What you should do – What lines in the data below mention the string "icon"? Copy them out.

══════════

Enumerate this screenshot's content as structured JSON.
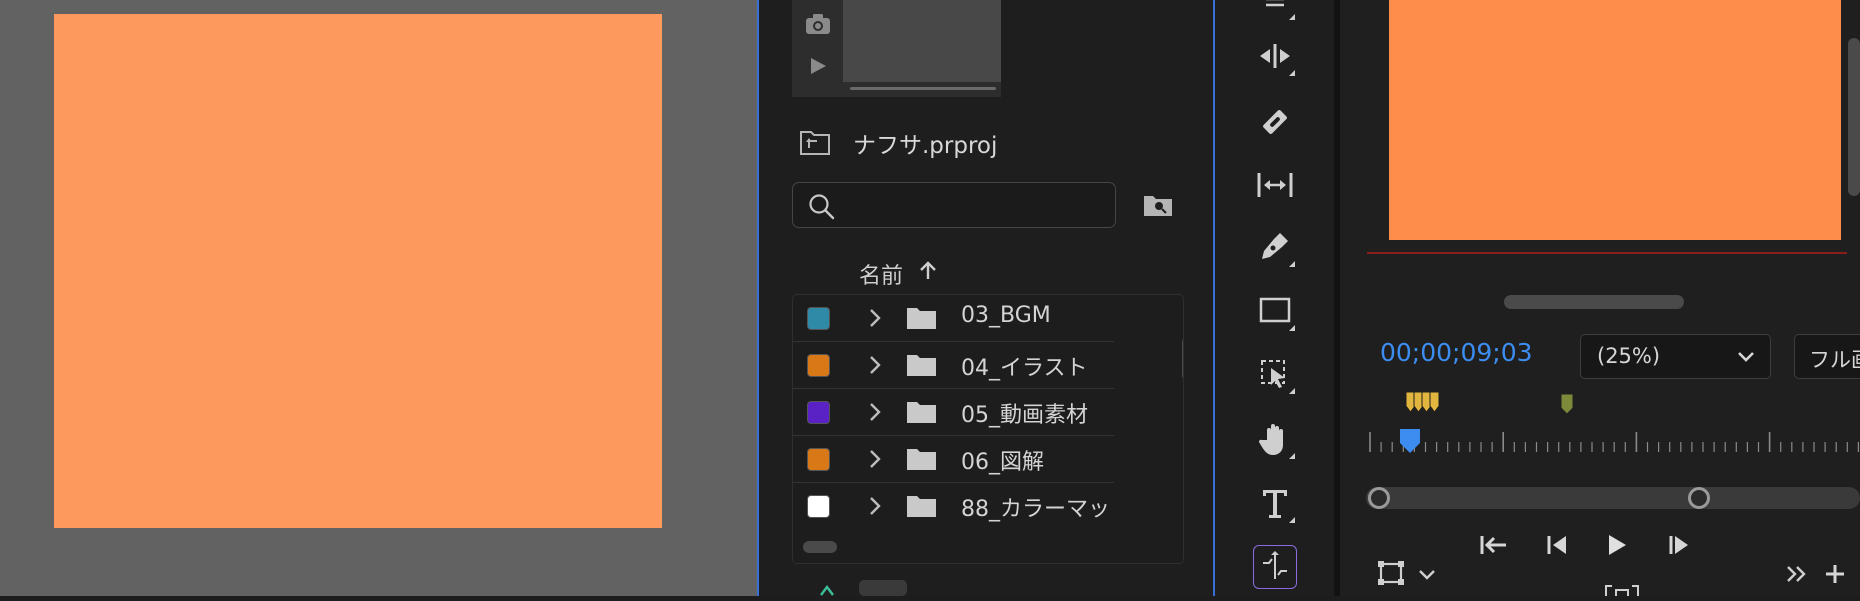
{
  "project": {
    "file_name": "ナフサ.prproj",
    "search": {
      "value": "",
      "placeholder": ""
    },
    "name_column_header": "名前",
    "bins": [
      {
        "label": "03_BGM",
        "color": "#2f8aa8"
      },
      {
        "label": "04_イラスト",
        "color": "#d97817"
      },
      {
        "label": "05_動画素材",
        "color": "#5a22c4"
      },
      {
        "label": "06_図解",
        "color": "#d97817"
      },
      {
        "label": "88_カラーマッ",
        "color": "#ffffff"
      }
    ]
  },
  "toolbar": {
    "tools": [
      "more-tools-icon",
      "ripple-edit-icon",
      "razor-icon",
      "slip-icon",
      "pen-icon",
      "rectangle-icon",
      "track-select-icon",
      "hand-icon",
      "type-icon",
      "remix-icon"
    ]
  },
  "program": {
    "timecode": "00;00;09;03",
    "zoom_level": "(25%)",
    "quality": "フル画質",
    "accent_color": "#3d8cf0",
    "frame_color": "#fe8c4a"
  },
  "source_frame_color": "#fe995e"
}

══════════

Written answer –
      "more-tools-icon",
      "ripple-edit-icon",
      "razor-icon",
      "slip-icon",
      "pen-icon",
      "rectangle-icon",
      "track-select-icon",
      "hand-icon",
      "type-icon",
      "remix-icon"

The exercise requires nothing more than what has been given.